* EXERCISE PROMPT
The word "title" marks the lines you need; copy each of them from the data.

* PROVIDED RECORDS
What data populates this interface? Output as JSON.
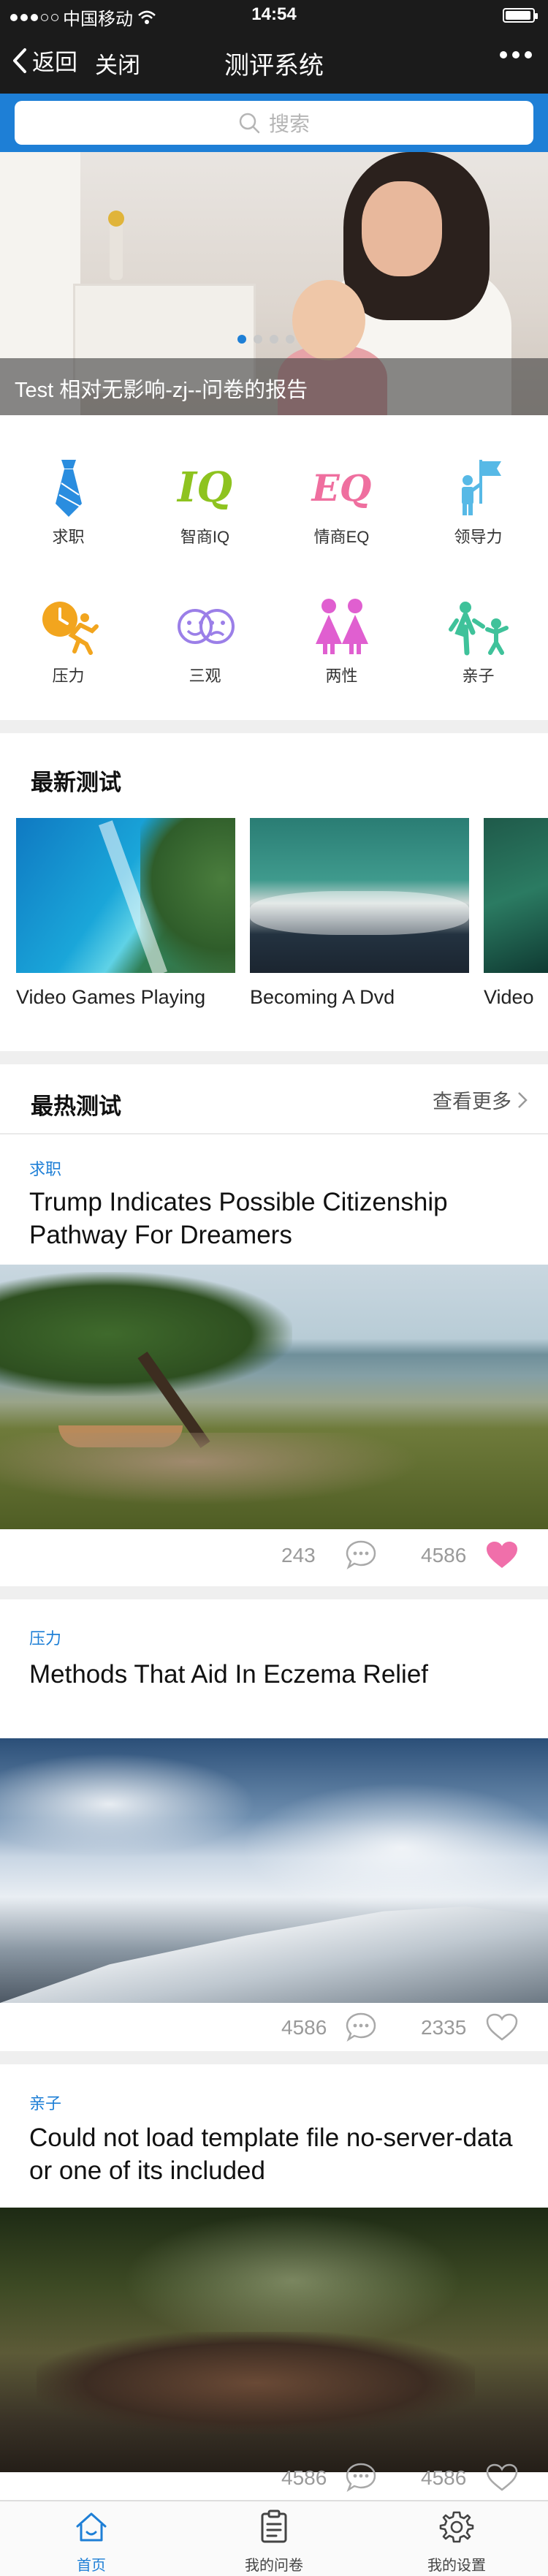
{
  "status_bar": {
    "carrier": "中国移动",
    "time": "14:54"
  },
  "nav": {
    "back_label": "返回",
    "close_label": "关闭",
    "title": "测评系统"
  },
  "search": {
    "placeholder": "搜索"
  },
  "banner": {
    "caption": "Test 相对无影响-zj--问卷的报告",
    "slide_count": 4,
    "active_slide": 1
  },
  "categories": [
    {
      "label": "求职",
      "icon": "necktie-icon",
      "color": "#2a8ddf"
    },
    {
      "label": "智商IQ",
      "icon": "iq-icon",
      "icon_text": "IQ",
      "color": "#8ec31f"
    },
    {
      "label": "情商EQ",
      "icon": "eq-icon",
      "icon_text": "EQ",
      "color": "#ef6f9f"
    },
    {
      "label": "领导力",
      "icon": "leader-flag-icon",
      "color": "#57b9e6"
    },
    {
      "label": "压力",
      "icon": "clock-runner-icon",
      "color": "#f2a51e"
    },
    {
      "label": "三观",
      "icon": "faces-icon",
      "color": "#9b7fe8"
    },
    {
      "label": "两性",
      "icon": "couple-icon",
      "color": "#e05fd0"
    },
    {
      "label": "亲子",
      "icon": "family-icon",
      "color": "#3fc29a"
    }
  ],
  "newest": {
    "title": "最新测试",
    "items": [
      {
        "title": "Video Games Playing"
      },
      {
        "title": "Becoming A Dvd"
      },
      {
        "title": "Video"
      }
    ]
  },
  "hottest": {
    "title": "最热测试",
    "more_label": "查看更多",
    "items": [
      {
        "tag": "求职",
        "title": "Trump Indicates Possible Citizenship Pathway For Dreamers",
        "comments": "243",
        "likes": "4586",
        "liked": true
      },
      {
        "tag": "压力",
        "title": "Methods That Aid In Eczema Relief",
        "comments": "4586",
        "likes": "2335",
        "liked": false
      },
      {
        "tag": "亲子",
        "title": "Could not load template file no-server-data or one of its included",
        "comments": "4586",
        "likes": "4586",
        "liked": false
      }
    ]
  },
  "tab_bar": {
    "tabs": [
      {
        "label": "首页",
        "active": true
      },
      {
        "label": "我的问卷",
        "active": false
      },
      {
        "label": "我的设置",
        "active": false
      }
    ]
  },
  "colors": {
    "accent": "#1e7fd6",
    "nav_bg": "#1b1b1b",
    "like_active": "#f06faa"
  }
}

* WRITTEN ANSWER
    "title": "测评系统"
    "title": "最新测试",
        "title": "Video Games Playing"
        "title": "Becoming A Dvd"
        "title": "Video"
    "title": "最热测试",
        "title": "Trump Indicates Possible Citizenship Pathway For Dreamers",
        "title": "Methods That Aid In Eczema Relief",
        "title": "Could not load template file no-server-data or one of its included",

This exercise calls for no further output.